▶ **Work item**:
Each entry that follows should be set down precisely, with its pictures removed.

▶ **Data for the task**:
>>>>

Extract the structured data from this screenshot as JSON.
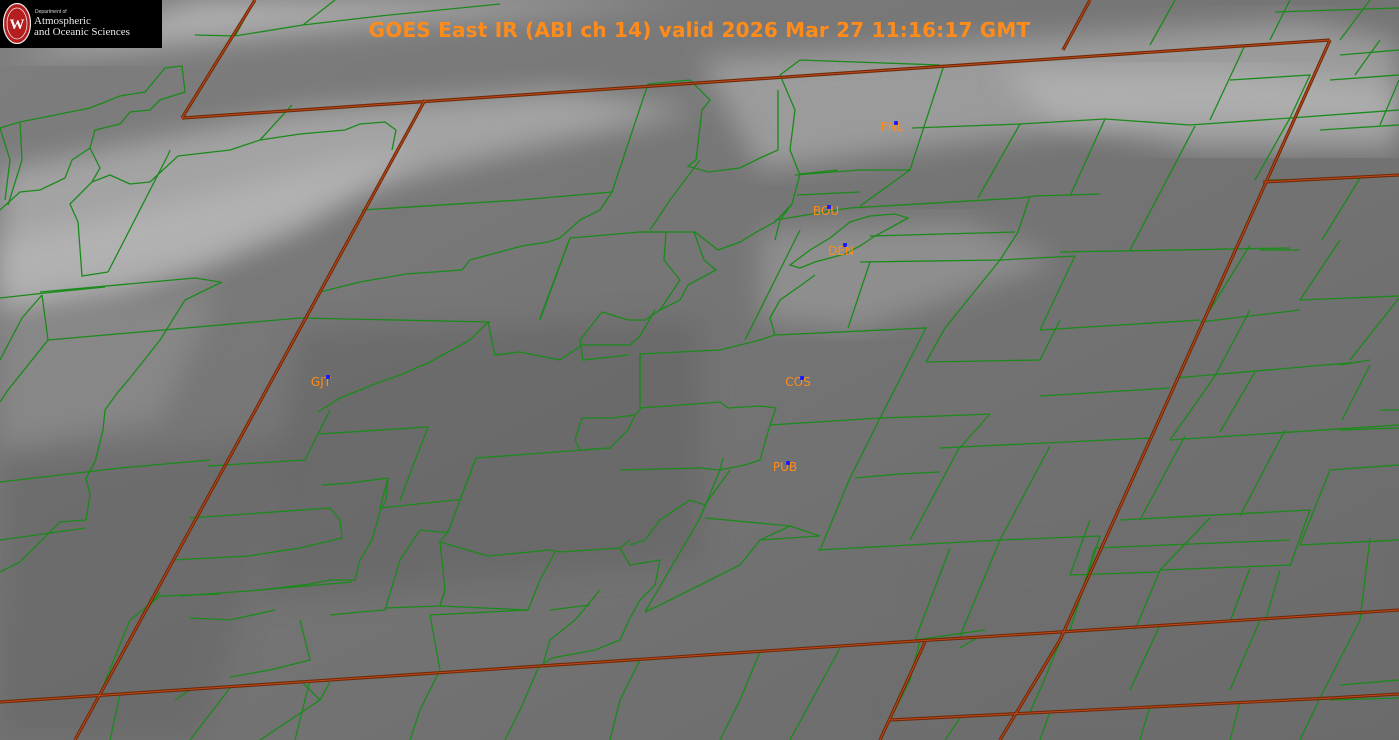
{
  "header": {
    "title": "GOES East IR (ABI ch 14) valid 2026 Mar 27 11:16:17 GMT"
  },
  "logo": {
    "line1": "Department of",
    "line2": "Atmospheric",
    "line3": "and Oceanic Sciences",
    "letter": "W"
  },
  "stations": [
    {
      "id": "FNL"
    },
    {
      "id": "BOU"
    },
    {
      "id": "DEN"
    },
    {
      "id": "GJT"
    },
    {
      "id": "COS"
    },
    {
      "id": "PUB"
    }
  ],
  "colors": {
    "county_lines": "#1a8a1a",
    "state_lines": "#8a3a10",
    "station_labels": "#ff8c1a",
    "station_marker": "#1a1aff",
    "logo_red": "#b41e1e"
  }
}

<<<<

▶ **Reply**:
Extract the structured data from this screenshot as JSON.
{
  "header": {
    "title": "GOES East IR (ABI ch 14) valid 2026 Mar 27 11:16:17 GMT"
  },
  "logo": {
    "line1": "Department of",
    "line2": "Atmospheric",
    "line3": "and Oceanic Sciences",
    "letter": "W"
  },
  "stations": [
    {
      "id": "FNL"
    },
    {
      "id": "BOU"
    },
    {
      "id": "DEN"
    },
    {
      "id": "GJT"
    },
    {
      "id": "COS"
    },
    {
      "id": "PUB"
    }
  ],
  "colors": {
    "county_lines": "#1a8a1a",
    "state_lines": "#8a3a10",
    "station_labels": "#ff8c1a",
    "station_marker": "#1a1aff",
    "logo_red": "#b41e1e"
  }
}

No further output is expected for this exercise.